[Start of section]

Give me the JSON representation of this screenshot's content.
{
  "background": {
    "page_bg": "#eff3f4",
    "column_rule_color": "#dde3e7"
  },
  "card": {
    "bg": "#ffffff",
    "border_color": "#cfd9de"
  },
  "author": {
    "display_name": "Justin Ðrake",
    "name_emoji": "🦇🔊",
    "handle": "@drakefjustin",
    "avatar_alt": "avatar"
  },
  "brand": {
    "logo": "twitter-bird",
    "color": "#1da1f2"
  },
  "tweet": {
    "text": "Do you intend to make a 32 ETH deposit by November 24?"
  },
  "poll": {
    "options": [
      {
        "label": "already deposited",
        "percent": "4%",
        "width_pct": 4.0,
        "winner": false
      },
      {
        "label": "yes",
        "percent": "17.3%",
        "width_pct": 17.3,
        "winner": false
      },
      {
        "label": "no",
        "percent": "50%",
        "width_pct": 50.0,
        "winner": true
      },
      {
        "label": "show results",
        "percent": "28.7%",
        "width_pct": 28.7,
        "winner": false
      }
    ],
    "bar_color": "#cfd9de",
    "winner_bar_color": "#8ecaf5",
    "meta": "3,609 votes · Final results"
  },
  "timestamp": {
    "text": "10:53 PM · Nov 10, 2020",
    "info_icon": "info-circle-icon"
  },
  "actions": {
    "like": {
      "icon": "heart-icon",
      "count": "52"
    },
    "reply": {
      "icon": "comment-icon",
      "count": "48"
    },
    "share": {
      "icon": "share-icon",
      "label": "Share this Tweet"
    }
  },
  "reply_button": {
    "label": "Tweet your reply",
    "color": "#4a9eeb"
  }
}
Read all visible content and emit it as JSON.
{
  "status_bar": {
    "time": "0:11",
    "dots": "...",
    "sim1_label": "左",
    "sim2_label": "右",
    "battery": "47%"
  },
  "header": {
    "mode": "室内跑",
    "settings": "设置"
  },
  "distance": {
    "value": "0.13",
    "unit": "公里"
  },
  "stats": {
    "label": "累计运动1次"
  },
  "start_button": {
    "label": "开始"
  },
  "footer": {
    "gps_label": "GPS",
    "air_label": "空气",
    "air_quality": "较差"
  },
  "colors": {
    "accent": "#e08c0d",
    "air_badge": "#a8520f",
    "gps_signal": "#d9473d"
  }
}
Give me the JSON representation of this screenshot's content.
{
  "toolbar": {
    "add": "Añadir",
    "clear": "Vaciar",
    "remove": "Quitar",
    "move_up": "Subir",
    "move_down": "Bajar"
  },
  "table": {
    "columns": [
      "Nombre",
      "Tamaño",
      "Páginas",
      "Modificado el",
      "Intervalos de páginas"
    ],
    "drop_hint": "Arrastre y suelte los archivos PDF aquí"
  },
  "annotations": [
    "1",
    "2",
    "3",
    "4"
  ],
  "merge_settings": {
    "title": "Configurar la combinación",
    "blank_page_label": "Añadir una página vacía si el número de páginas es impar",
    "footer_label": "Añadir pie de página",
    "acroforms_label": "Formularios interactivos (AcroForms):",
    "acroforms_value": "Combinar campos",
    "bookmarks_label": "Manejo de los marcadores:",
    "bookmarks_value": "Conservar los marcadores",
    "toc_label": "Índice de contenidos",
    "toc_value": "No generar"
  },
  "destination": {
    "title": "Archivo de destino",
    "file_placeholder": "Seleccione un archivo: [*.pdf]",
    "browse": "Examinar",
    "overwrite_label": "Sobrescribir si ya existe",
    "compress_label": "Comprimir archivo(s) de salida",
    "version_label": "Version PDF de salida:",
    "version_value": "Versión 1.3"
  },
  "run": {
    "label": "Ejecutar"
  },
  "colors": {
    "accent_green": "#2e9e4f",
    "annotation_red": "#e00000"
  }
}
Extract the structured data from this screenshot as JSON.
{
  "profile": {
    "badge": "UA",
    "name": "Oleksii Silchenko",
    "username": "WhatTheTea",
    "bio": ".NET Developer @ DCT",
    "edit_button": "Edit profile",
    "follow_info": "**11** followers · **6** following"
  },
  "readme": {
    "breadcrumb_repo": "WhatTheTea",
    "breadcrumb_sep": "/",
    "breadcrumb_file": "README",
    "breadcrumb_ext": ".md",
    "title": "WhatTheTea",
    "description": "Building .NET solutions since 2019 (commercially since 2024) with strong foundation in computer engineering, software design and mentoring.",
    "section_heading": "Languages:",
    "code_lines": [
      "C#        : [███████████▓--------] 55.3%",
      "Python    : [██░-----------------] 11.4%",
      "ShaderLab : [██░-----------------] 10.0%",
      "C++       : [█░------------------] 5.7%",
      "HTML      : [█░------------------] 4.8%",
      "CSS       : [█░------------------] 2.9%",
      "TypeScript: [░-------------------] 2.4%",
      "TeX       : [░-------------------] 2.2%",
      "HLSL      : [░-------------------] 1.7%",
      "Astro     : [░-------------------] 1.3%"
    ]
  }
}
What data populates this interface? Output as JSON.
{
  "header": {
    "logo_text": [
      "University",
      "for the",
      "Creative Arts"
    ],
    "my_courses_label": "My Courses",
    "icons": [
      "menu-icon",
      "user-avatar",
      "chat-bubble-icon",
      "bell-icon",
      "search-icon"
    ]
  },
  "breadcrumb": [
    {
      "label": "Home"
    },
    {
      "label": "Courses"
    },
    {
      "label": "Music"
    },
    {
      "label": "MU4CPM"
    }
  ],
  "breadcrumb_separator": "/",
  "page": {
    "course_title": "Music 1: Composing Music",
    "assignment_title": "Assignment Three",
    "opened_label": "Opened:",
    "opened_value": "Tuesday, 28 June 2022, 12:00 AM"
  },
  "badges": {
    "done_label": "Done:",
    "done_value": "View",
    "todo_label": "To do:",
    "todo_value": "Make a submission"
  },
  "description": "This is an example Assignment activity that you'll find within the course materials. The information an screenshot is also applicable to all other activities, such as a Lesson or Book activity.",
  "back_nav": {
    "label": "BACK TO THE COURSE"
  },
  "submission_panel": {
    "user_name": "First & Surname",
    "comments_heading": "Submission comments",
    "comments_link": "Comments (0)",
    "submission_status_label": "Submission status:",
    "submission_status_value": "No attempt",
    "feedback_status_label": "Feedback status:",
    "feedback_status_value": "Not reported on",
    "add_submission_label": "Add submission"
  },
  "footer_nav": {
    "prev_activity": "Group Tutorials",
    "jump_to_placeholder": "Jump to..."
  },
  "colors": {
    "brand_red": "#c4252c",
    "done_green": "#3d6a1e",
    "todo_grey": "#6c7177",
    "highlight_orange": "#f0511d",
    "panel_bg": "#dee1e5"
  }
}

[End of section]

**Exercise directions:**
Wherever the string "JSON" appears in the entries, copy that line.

**Result of this exercise:**
Give me the JSON representation of this screenshot's content.
Read all visible content and emit it as JSON.
Give me the JSON representation of this screenshot's content.
Extract the structured data from this screenshot as JSON.
What data populates this interface? Output as JSON.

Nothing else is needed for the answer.